(Data records for software interfaces)
========================================================================
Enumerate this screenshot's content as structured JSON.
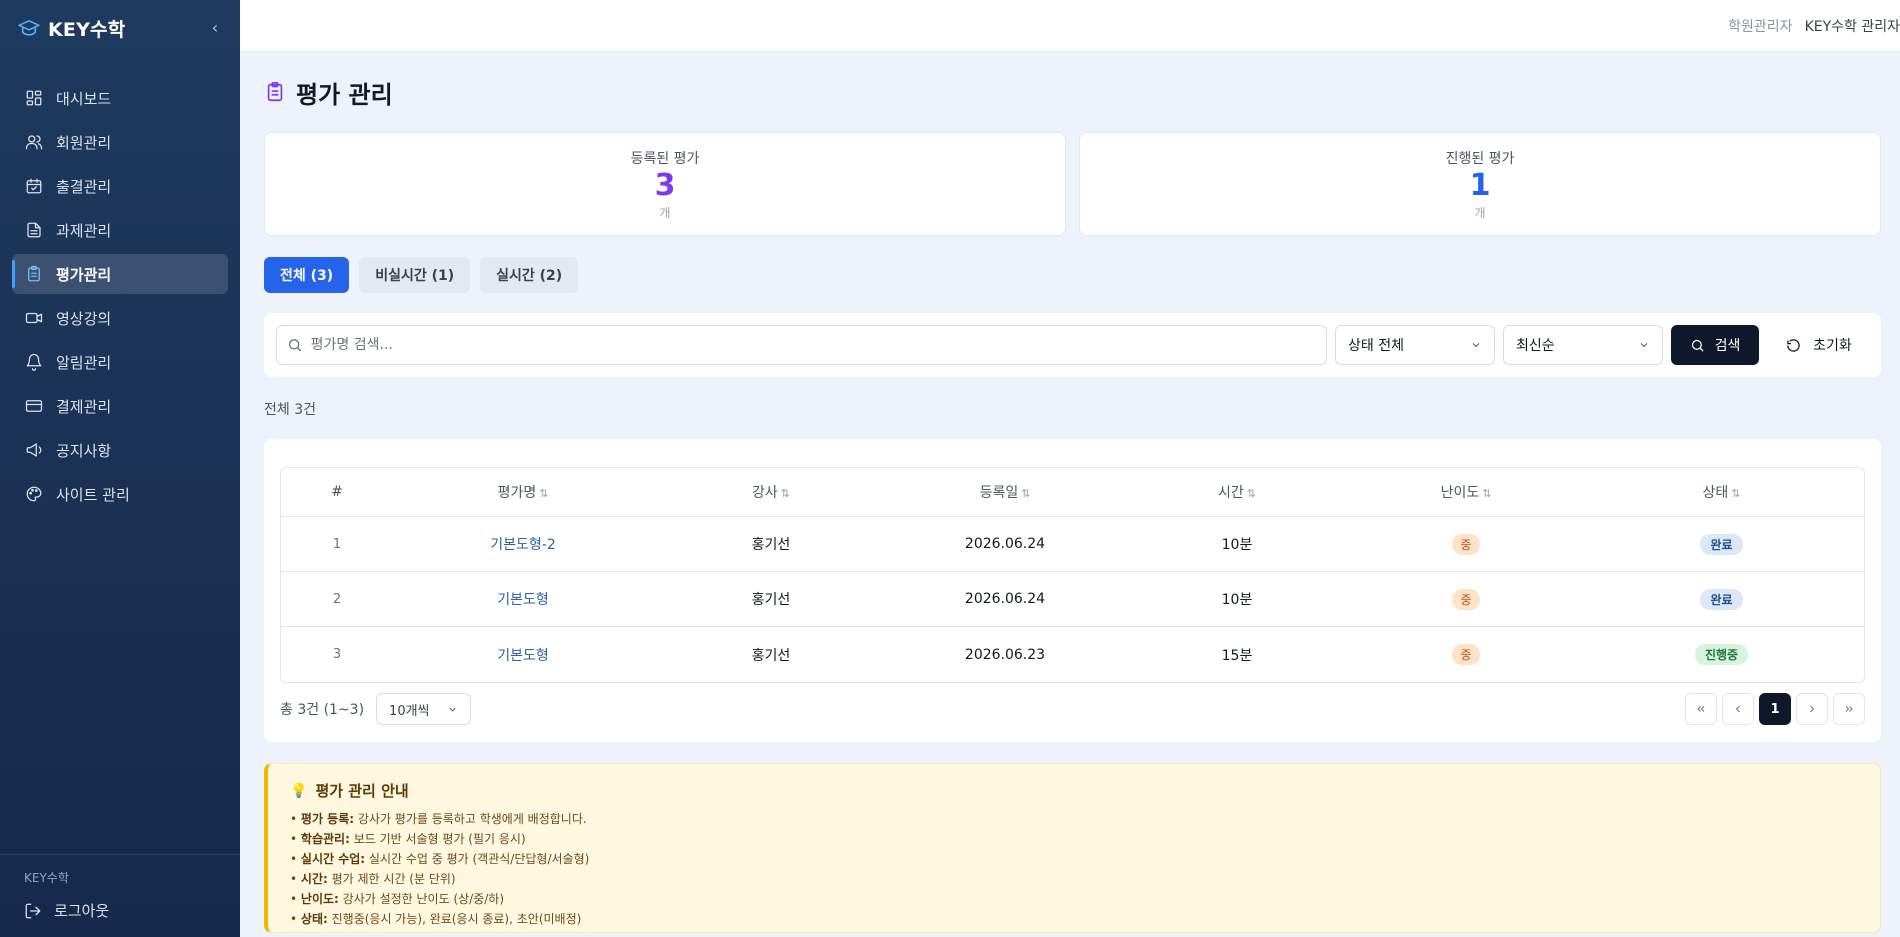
{
  "brand": {
    "name": "KEY수학"
  },
  "sidebar": {
    "items": [
      {
        "label": "대시보드",
        "icon": "dashboard-icon",
        "active": false
      },
      {
        "label": "회원관리",
        "icon": "users-icon",
        "active": false
      },
      {
        "label": "출결관리",
        "icon": "calendar-check-icon",
        "active": false
      },
      {
        "label": "과제관리",
        "icon": "document-icon",
        "active": false
      },
      {
        "label": "평가관리",
        "icon": "clipboard-icon",
        "active": true
      },
      {
        "label": "영상강의",
        "icon": "video-icon",
        "active": false
      },
      {
        "label": "알림관리",
        "icon": "bell-icon",
        "active": false
      },
      {
        "label": "결제관리",
        "icon": "credit-card-icon",
        "active": false
      },
      {
        "label": "공지사항",
        "icon": "megaphone-icon",
        "active": false
      },
      {
        "label": "사이트 관리",
        "icon": "palette-icon",
        "active": false
      }
    ],
    "footer_brand": "KEY수학",
    "logout_label": "로그아웃"
  },
  "topbar": {
    "role": "학원관리자",
    "user": "KEY수학 관리자"
  },
  "page": {
    "title": "평가 관리"
  },
  "stats": [
    {
      "label": "등록된 평가",
      "value": "3",
      "unit": "개",
      "color": "#7c3aed"
    },
    {
      "label": "진행된 평가",
      "value": "1",
      "unit": "개",
      "color": "#2563eb"
    }
  ],
  "tabs": [
    {
      "label": "전체 (3)",
      "active": true
    },
    {
      "label": "비실시간 (1)",
      "active": false
    },
    {
      "label": "실시간 (2)",
      "active": false
    }
  ],
  "filters": {
    "search_placeholder": "평가명 검색...",
    "status_select": "상태 전체",
    "sort_select": "최신순",
    "search_button": "검색",
    "reset_button": "초기화"
  },
  "count_label": "전체 3건",
  "table": {
    "headers": [
      "#",
      "평가명",
      "강사",
      "등록일",
      "시간",
      "난이도",
      "상태"
    ],
    "rows": [
      {
        "num": "1",
        "title": "기본도형-2",
        "teacher": "홍기선",
        "date": "2026.06.24",
        "time": "10분",
        "difficulty": "중",
        "status": "완료"
      },
      {
        "num": "2",
        "title": "기본도형",
        "teacher": "홍기선",
        "date": "2026.06.24",
        "time": "10분",
        "difficulty": "중",
        "status": "완료"
      },
      {
        "num": "3",
        "title": "기본도형",
        "teacher": "홍기선",
        "date": "2026.06.23",
        "time": "15분",
        "difficulty": "중",
        "status": "진행중"
      }
    ],
    "total_label": "총 3건 (1~3)",
    "per_page": "10개씩",
    "current_page": "1"
  },
  "guide": {
    "title": "평가 관리 안내",
    "items": [
      {
        "key": "평가 등록:",
        "text": " 강사가 평가를 등록하고 학생에게 배정합니다."
      },
      {
        "key": "학습관리:",
        "text": " 보드 기반 서술형 평가 (필기 응시)"
      },
      {
        "key": "실시간 수업:",
        "text": " 실시간 수업 중 평가 (객관식/단답형/서술형)"
      },
      {
        "key": "시간:",
        "text": " 평가 제한 시간 (분 단위)"
      },
      {
        "key": "난이도:",
        "text": " 강사가 설정한 난이도 (상/중/하)"
      },
      {
        "key": "상태:",
        "text": " 진행중(응시 가능), 완료(응시 종료), 초안(미배정)"
      }
    ]
  }
}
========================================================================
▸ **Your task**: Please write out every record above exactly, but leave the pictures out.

▸ **Exercise answer**:
Enumerate this screenshot's content as structured JSON.
{
  "brand": {
    "name": "KEY수학"
  },
  "sidebar": {
    "items": [
      {
        "label": "대시보드",
        "icon": "dashboard-icon",
        "active": false
      },
      {
        "label": "회원관리",
        "icon": "users-icon",
        "active": false
      },
      {
        "label": "출결관리",
        "icon": "calendar-check-icon",
        "active": false
      },
      {
        "label": "과제관리",
        "icon": "document-icon",
        "active": false
      },
      {
        "label": "평가관리",
        "icon": "clipboard-icon",
        "active": true
      },
      {
        "label": "영상강의",
        "icon": "video-icon",
        "active": false
      },
      {
        "label": "알림관리",
        "icon": "bell-icon",
        "active": false
      },
      {
        "label": "결제관리",
        "icon": "credit-card-icon",
        "active": false
      },
      {
        "label": "공지사항",
        "icon": "megaphone-icon",
        "active": false
      },
      {
        "label": "사이트 관리",
        "icon": "palette-icon",
        "active": false
      }
    ],
    "footer_brand": "KEY수학",
    "logout_label": "로그아웃"
  },
  "topbar": {
    "role": "학원관리자",
    "user": "KEY수학 관리자"
  },
  "page": {
    "title": "평가 관리"
  },
  "stats": [
    {
      "label": "등록된 평가",
      "value": "3",
      "unit": "개",
      "color": "#7c3aed"
    },
    {
      "label": "진행된 평가",
      "value": "1",
      "unit": "개",
      "color": "#2563eb"
    }
  ],
  "tabs": [
    {
      "label": "전체 (3)",
      "active": true
    },
    {
      "label": "비실시간 (1)",
      "active": false
    },
    {
      "label": "실시간 (2)",
      "active": false
    }
  ],
  "filters": {
    "search_placeholder": "평가명 검색...",
    "status_select": "상태 전체",
    "sort_select": "최신순",
    "search_button": "검색",
    "reset_button": "초기화"
  },
  "count_label": "전체 3건",
  "table": {
    "headers": [
      "#",
      "평가명",
      "강사",
      "등록일",
      "시간",
      "난이도",
      "상태"
    ],
    "rows": [
      {
        "num": "1",
        "title": "기본도형-2",
        "teacher": "홍기선",
        "date": "2026.06.24",
        "time": "10분",
        "difficulty": "중",
        "status": "완료"
      },
      {
        "num": "2",
        "title": "기본도형",
        "teacher": "홍기선",
        "date": "2026.06.24",
        "time": "10분",
        "difficulty": "중",
        "status": "완료"
      },
      {
        "num": "3",
        "title": "기본도형",
        "teacher": "홍기선",
        "date": "2026.06.23",
        "time": "15분",
        "difficulty": "중",
        "status": "진행중"
      }
    ],
    "total_label": "총 3건 (1~3)",
    "per_page": "10개씩",
    "current_page": "1"
  },
  "guide": {
    "title": "평가 관리 안내",
    "items": [
      {
        "key": "평가 등록:",
        "text": " 강사가 평가를 등록하고 학생에게 배정합니다."
      },
      {
        "key": "학습관리:",
        "text": " 보드 기반 서술형 평가 (필기 응시)"
      },
      {
        "key": "실시간 수업:",
        "text": " 실시간 수업 중 평가 (객관식/단답형/서술형)"
      },
      {
        "key": "시간:",
        "text": " 평가 제한 시간 (분 단위)"
      },
      {
        "key": "난이도:",
        "text": " 강사가 설정한 난이도 (상/중/하)"
      },
      {
        "key": "상태:",
        "text": " 진행중(응시 가능), 완료(응시 종료), 초안(미배정)"
      }
    ]
  }
}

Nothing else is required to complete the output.